Now let’s navigate to the Controllers folder of the project in the File Explorer and create a new file named HellowWorldController.cs

New Controller

New Controller

You would notice that this file is automatically refreshed in the solution

 

File Explorer Sync

File Explorer Sync

Now let’s add some code to this controller to see it in action.

 

Build and run the project by pressing Ctrl + F5 and change the url to call the controller that we just created.

Run ASP.NET 5

Run ASP.NET 5

 

This was certainly less painful as we do not have to remember what files we created in the file system (Not that I do, Git takes care of all that) as Visual Studio automatically takes care of that.

Now if we change the controller and save the file and then refresh the browser, my changes are reflected which was not the case before while working with C# files.

Run ASP.NET 5 After File Save

Run ASP.NET 5 After File Save

 

The root of the website is not longer the root of the project. By default the root of the website is wwwroot folder which contain all the static resources of the Website (including the bin folder for dlls) by default. We can add more static resources here as well. This allows a clear separation between the files that need to deployed to webserver and the configuration files.

 

WebRoot wwwroot
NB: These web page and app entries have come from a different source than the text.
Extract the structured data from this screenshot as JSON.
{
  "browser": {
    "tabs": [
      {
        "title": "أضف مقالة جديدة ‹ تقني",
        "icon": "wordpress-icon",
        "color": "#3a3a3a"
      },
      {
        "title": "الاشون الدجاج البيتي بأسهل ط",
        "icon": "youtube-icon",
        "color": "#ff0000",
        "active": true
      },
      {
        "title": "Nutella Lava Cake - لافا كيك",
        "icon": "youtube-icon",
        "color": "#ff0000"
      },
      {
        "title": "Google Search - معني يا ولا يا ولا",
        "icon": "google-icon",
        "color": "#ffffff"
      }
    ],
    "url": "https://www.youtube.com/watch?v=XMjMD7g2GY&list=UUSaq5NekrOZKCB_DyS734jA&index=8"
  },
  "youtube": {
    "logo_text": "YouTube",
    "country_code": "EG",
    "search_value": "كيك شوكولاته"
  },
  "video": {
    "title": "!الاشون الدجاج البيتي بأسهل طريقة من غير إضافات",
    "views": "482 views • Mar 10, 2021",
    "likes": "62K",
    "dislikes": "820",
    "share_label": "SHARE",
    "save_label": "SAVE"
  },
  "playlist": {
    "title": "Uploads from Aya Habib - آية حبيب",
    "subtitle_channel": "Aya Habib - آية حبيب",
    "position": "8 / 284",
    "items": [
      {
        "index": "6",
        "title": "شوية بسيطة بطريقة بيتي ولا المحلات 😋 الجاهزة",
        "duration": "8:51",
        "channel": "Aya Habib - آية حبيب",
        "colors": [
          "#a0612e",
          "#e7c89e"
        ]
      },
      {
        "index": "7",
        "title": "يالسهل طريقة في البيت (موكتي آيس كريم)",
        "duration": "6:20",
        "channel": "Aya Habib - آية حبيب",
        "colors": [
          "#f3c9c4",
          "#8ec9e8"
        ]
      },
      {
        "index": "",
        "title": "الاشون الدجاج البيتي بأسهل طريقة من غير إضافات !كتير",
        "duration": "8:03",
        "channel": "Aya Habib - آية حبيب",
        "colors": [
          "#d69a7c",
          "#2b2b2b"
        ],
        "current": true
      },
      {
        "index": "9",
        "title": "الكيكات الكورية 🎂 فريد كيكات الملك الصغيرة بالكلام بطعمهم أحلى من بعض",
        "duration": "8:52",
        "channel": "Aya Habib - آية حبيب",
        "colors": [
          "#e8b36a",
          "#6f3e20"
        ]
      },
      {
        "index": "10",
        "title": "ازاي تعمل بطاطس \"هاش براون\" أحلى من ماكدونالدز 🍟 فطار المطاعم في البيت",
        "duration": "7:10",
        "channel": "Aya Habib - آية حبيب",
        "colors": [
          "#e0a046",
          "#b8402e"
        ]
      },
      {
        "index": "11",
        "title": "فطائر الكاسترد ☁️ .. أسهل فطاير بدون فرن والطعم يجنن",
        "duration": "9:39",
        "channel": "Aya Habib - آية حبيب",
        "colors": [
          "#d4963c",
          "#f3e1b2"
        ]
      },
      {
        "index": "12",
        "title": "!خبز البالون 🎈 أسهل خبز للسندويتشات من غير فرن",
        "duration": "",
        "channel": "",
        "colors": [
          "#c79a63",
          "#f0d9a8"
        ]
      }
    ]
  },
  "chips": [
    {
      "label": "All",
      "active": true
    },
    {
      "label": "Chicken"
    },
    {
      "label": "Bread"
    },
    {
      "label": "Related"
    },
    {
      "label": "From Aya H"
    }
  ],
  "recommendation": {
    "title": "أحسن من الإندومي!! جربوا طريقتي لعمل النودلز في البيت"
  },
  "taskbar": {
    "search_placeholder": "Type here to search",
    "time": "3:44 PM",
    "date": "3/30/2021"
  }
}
WebRoot wwwroot

By default the views also reference resources from the webroot (~) of the website.

Reference Webroot wwwroot

Reference Webroot wwwroot

 

We could change it by modifying the webroot in the project.json file.We will also notice the new way of declaring dependencies.

Change Webroot wwwroot

Change Webroot wwwroot

However the dependencies that could be added in project.json has be 100% .NET dependencies. We could include these dependencies using the good old Manage Nuget Packages option.

 

Manage Nuget Packages

Manage Nuget Packages

or we could hand type the dependencies in the project.json files itself and intellisense would help us out there. We could specify the version we want to target or add empty string (“”) to use the latest always.

Add nuget reference manually

Add nuget reference manually

Once we do that and save the project.json file we would see that the References section in the solution explorer will show the progress of getting and mapping the package that we just added. And at last building the project.

Auto Build

Auto Build

 

If you look further down in the project.json file you would see in the framework section that both full featured dotnet and dotnet core frameworks have been included. This will make visual studio build the solution against both the framework which could be beneficial when we are supporting multiple frameworks.

 

Target Multiple Frameworks

Target Multiple Frameworks

When we run the project in the local system it would run against only one of the framework so to check which framework we are running against we could go to the project properties we could select the framework.

Select One Framework

Select One Framework

 

When we are working in the solution on anything like say in the HelloWorldController I want to return the current date and time using timezone then we could see the information of availability in intellisence.

Package Availability

Package Availability

 

We could use the # defined symbols to write code against specific frameworks. Like we could use #dnx451 for dotnet framework and #dnxcore50 for core framework.

 

 

Use # directive

Use # directive

Now if you see the in the current solution of the project you would not find the packages that are listed as dependencies. The reason is because they are present under the user profile folder in .dnx folder.

 

Framework Location

Framework Location

When you go inside the .dnx folder you would see the packages folder where all the packages referenced by the current project and all the other projects will be present so that all of them could be reusable.

Packages Location

Packages Location

 

You would also see a runtimes folder where we could see the available runtimes which are x64 and x86 versions of both full dotnet framework and core framework.

 

Runtime Location

Runtime Location

 

Any questions, comments and feedback are always welcome.